Prior to the authorization of the automatic adjustment clause it was the practice of the Commission to allow rate increases based upon an anticipated increase in the cost of natural gas to go into effect without suspension. The city, and one of the members of the Commission, prefer such a practice to the authorization of the automatic adjustment clause. This is a question of preferable techniques in utility regulation which, in the absence of an abuse of discretion, is not within the scope of the judicial process. Under either system, the substantive and procedural rights of the utility, the consumer, and the Commission remain the same. We cannot find that the public or consumer has lost, nor the Commission abandoned, any rights or powers by the authorization of the automatic adjustment clause.
The Commission has advanced compelling arguments in favor of the automatic adjustment clause as an administrative boon. The city urges that the former practice of permitting rate increases to go into effect immediately upon an advance in the wholesale cost of gas accomplished the same result from an administrative point of view. We do not think it necessary to answer this contention. The legislature has vested in the Commission the rate-making function which "involves the making of `pragmatic adjustments.'" (Federal Power Com. v. Hope Natural Gas Co. 320 U.S. 591, 602, 88 L.ed. 333, 344; Federal Power Com. v. Natural Gas Pipeline Co. 315 U.S. 575, 586, 86 L.ed. 1037, 1050.) Since there has been neither loss of substantial rights to the consuming public, nor abandonment of the administrative function, we find no abuse of discretion by the Commission in this pragmatic adjustment.
Aside from the question of its general propriety, the city makes only one complaint against the operation of the automatic adjustment clause; it objects to the exclusion from the operation of the automatic adjustment clause of the established 95 cent minimum charge for the initial three therms of gas consumed per month. It suffices to say that this is a basic minimum charge to cover the negligible cost of gas to the minimal consumer plus the cost of servicing the account. It is patent that such minimum charge is based on the cost of providing the service and has no substantial relation to the cost of gas consumed.

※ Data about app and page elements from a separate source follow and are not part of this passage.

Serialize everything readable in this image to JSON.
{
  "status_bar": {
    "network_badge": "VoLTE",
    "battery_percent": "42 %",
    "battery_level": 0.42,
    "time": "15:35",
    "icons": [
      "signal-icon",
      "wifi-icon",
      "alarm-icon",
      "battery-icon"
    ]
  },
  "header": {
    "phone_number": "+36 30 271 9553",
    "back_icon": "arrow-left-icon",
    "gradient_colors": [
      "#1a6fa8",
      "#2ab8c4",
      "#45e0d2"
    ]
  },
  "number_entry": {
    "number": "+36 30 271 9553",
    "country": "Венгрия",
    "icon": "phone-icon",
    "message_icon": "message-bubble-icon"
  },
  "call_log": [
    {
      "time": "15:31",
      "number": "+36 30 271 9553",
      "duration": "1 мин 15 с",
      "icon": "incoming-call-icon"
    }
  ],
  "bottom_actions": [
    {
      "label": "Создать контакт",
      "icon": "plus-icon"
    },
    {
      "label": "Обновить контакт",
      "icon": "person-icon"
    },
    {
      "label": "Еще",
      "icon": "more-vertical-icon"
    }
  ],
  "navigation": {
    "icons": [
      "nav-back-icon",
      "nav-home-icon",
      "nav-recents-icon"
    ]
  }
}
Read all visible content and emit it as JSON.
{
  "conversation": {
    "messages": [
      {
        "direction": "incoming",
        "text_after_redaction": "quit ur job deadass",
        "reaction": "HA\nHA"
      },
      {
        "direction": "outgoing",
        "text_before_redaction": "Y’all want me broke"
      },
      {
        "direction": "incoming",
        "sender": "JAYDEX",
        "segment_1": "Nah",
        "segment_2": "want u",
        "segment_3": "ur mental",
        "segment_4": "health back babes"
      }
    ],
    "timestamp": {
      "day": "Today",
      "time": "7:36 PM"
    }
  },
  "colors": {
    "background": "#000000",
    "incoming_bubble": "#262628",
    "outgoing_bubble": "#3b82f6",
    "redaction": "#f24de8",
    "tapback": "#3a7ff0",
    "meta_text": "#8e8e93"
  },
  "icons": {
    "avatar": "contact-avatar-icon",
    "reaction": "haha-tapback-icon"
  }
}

It was therefore properly excluded from the operation of the automatic adjustment clause.
We conclude that the Illinois Commerce Commission acted reasonably and within the ambit of its statutory authority. The judgment of the superior court of Cook County confirming the order of the Commission is accordingly affirmed.
© 2002 VersusLaw Inc.